**Exercise**. Retype every entry exactly, down to the last character.
::::::
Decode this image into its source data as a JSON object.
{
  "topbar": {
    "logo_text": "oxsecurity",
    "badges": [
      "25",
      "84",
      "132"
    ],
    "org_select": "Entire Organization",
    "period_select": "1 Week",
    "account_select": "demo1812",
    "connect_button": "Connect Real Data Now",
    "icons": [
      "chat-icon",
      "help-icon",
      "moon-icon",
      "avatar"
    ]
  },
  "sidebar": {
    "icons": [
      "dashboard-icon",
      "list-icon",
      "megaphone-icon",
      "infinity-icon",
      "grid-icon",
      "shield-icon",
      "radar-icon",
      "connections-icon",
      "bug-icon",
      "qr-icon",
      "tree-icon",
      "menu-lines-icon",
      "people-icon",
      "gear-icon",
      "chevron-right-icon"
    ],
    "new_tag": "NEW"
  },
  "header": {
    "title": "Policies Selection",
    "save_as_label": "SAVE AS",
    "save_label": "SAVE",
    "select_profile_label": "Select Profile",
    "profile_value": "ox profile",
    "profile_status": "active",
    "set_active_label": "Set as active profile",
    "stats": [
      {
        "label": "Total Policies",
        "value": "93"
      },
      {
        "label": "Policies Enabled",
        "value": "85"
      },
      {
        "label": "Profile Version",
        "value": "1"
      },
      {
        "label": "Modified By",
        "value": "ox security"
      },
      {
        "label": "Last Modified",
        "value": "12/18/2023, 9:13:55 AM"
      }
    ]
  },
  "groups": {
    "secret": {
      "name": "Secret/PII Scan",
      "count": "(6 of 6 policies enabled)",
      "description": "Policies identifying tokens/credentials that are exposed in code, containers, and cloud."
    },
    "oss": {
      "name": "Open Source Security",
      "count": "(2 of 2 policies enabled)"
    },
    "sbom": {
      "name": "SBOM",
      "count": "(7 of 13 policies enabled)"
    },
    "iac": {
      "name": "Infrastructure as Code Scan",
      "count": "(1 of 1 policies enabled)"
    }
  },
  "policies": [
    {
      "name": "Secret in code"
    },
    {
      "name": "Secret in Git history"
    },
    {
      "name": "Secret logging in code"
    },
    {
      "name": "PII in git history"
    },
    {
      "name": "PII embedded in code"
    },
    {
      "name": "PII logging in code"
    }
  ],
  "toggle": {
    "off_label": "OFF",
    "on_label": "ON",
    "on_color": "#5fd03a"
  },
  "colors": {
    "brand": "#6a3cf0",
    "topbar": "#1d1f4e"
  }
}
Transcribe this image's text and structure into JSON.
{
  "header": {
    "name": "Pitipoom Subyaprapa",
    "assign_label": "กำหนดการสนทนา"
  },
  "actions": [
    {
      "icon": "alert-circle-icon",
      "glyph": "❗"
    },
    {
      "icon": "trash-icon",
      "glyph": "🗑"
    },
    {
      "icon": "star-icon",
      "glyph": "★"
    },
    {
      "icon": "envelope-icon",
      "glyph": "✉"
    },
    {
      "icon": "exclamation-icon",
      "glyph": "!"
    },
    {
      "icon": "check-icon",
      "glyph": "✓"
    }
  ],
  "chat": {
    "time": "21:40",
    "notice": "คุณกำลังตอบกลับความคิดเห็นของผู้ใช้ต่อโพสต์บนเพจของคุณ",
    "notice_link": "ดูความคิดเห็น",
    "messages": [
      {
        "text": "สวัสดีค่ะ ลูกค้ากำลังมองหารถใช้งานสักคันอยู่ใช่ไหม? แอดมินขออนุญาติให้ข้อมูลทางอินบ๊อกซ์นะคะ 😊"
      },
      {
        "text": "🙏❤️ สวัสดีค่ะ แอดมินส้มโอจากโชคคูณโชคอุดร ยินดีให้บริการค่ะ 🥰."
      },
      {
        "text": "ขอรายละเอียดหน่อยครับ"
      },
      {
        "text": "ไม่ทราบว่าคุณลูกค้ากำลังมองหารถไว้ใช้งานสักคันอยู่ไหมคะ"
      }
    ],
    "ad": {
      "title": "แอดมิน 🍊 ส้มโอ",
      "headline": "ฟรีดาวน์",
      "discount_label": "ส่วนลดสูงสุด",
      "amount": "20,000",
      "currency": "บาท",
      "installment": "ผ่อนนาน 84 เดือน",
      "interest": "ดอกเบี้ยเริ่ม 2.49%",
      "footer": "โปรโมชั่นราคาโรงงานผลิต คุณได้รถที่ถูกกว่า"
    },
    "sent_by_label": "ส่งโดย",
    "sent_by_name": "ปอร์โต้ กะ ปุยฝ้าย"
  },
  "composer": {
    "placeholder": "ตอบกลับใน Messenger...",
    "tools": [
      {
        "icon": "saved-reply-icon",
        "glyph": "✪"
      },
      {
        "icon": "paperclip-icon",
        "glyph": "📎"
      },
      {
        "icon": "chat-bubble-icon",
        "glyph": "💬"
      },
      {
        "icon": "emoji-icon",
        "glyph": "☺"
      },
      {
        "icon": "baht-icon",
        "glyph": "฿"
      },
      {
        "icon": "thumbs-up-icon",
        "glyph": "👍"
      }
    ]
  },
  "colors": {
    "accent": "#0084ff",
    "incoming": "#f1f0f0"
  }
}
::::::
**Your solution**.
Decode this image into its source data as a JSON object.
{
  "topbar": {
    "logo_text": "oxsecurity",
    "badges": [
      "25",
      "84",
      "132"
    ],
    "org_select": "Entire Organization",
    "period_select": "1 Week",
    "account_select": "demo1812",
    "connect_button": "Connect Real Data Now",
    "icons": [
      "chat-icon",
      "help-icon",
      "moon-icon",
      "avatar"
    ]
  },
  "sidebar": {
    "icons": [
      "dashboard-icon",
      "list-icon",
      "megaphone-icon",
      "infinity-icon",
      "grid-icon",
      "shield-icon",
      "radar-icon",
      "connections-icon",
      "bug-icon",
      "qr-icon",
      "tree-icon",
      "menu-lines-icon",
      "people-icon",
      "gear-icon",
      "chevron-right-icon"
    ],
    "new_tag": "NEW"
  },
  "header": {
    "title": "Policies Selection",
    "save_as_label": "SAVE AS",
    "save_label": "SAVE",
    "select_profile_label": "Select Profile",
    "profile_value": "ox profile",
    "profile_status": "active",
    "set_active_label": "Set as active profile",
    "stats": [
      {
        "label": "Total Policies",
        "value": "93"
      },
      {
        "label": "Policies Enabled",
        "value": "85"
      },
      {
        "label": "Profile Version",
        "value": "1"
      },
      {
        "label": "Modified By",
        "value": "ox security"
      },
      {
        "label": "Last Modified",
        "value": "12/18/2023, 9:13:55 AM"
      }
    ]
  },
  "groups": {
    "secret": {
      "name": "Secret/PII Scan",
      "count": "(6 of 6 policies enabled)",
      "description": "Policies identifying tokens/credentials that are exposed in code, containers, and cloud."
    },
    "oss": {
      "name": "Open Source Security",
      "count": "(2 of 2 policies enabled)"
    },
    "sbom": {
      "name": "SBOM",
      "count": "(7 of 13 policies enabled)"
    },
    "iac": {
      "name": "Infrastructure as Code Scan",
      "count": "(1 of 1 policies enabled)"
    }
  },
  "policies": [
    {
      "name": "Secret in code"
    },
    {
      "name": "Secret in Git history"
    },
    {
      "name": "Secret logging in code"
    },
    {
      "name": "PII in git history"
    },
    {
      "name": "PII embedded in code"
    },
    {
      "name": "PII logging in code"
    }
  ],
  "toggle": {
    "off_label": "OFF",
    "on_label": "ON",
    "on_color": "#5fd03a"
  },
  "colors": {
    "brand": "#6a3cf0",
    "topbar": "#1d1f4e"
  }
}
Transcribe this image's text and structure into JSON.
{
  "header": {
    "name": "Pitipoom Subyaprapa",
    "assign_label": "กำหนดการสนทนา"
  },
  "actions": [
    {
      "icon": "alert-circle-icon",
      "glyph": "❗"
    },
    {
      "icon": "trash-icon",
      "glyph": "🗑"
    },
    {
      "icon": "star-icon",
      "glyph": "★"
    },
    {
      "icon": "envelope-icon",
      "glyph": "✉"
    },
    {
      "icon": "exclamation-icon",
      "glyph": "!"
    },
    {
      "icon": "check-icon",
      "glyph": "✓"
    }
  ],
  "chat": {
    "time": "21:40",
    "notice": "คุณกำลังตอบกลับความคิดเห็นของผู้ใช้ต่อโพสต์บนเพจของคุณ",
    "notice_link": "ดูความคิดเห็น",
    "messages": [
      {
        "text": "สวัสดีค่ะ ลูกค้ากำลังมองหารถใช้งานสักคันอยู่ใช่ไหม? แอดมินขออนุญาติให้ข้อมูลทางอินบ๊อกซ์นะคะ 😊"
      },
      {
        "text": "🙏❤️ สวัสดีค่ะ แอดมินส้มโอจากโชคคูณโชคอุดร ยินดีให้บริการค่ะ 🥰."
      },
      {
        "text": "ขอรายละเอียดหน่อยครับ"
      },
      {
        "text": "ไม่ทราบว่าคุณลูกค้ากำลังมองหารถไว้ใช้งานสักคันอยู่ไหมคะ"
      }
    ],
    "ad": {
      "title": "แอดมิน 🍊 ส้มโอ",
      "headline": "ฟรีดาวน์",
      "discount_label": "ส่วนลดสูงสุด",
      "amount": "20,000",
      "currency": "บาท",
      "installment": "ผ่อนนาน 84 เดือน",
      "interest": "ดอกเบี้ยเริ่ม 2.49%",
      "footer": "โปรโมชั่นราคาโรงงานผลิต คุณได้รถที่ถูกกว่า"
    },
    "sent_by_label": "ส่งโดย",
    "sent_by_name": "ปอร์โต้ กะ ปุยฝ้าย"
  },
  "composer": {
    "placeholder": "ตอบกลับใน Messenger...",
    "tools": [
      {
        "icon": "saved-reply-icon",
        "glyph": "✪"
      },
      {
        "icon": "paperclip-icon",
        "glyph": "📎"
      },
      {
        "icon": "chat-bubble-icon",
        "glyph": "💬"
      },
      {
        "icon": "emoji-icon",
        "glyph": "☺"
      },
      {
        "icon": "baht-icon",
        "glyph": "฿"
      },
      {
        "icon": "thumbs-up-icon",
        "glyph": "👍"
      }
    ]
  },
  "colors": {
    "accent": "#0084ff",
    "incoming": "#f1f0f0"
  }
}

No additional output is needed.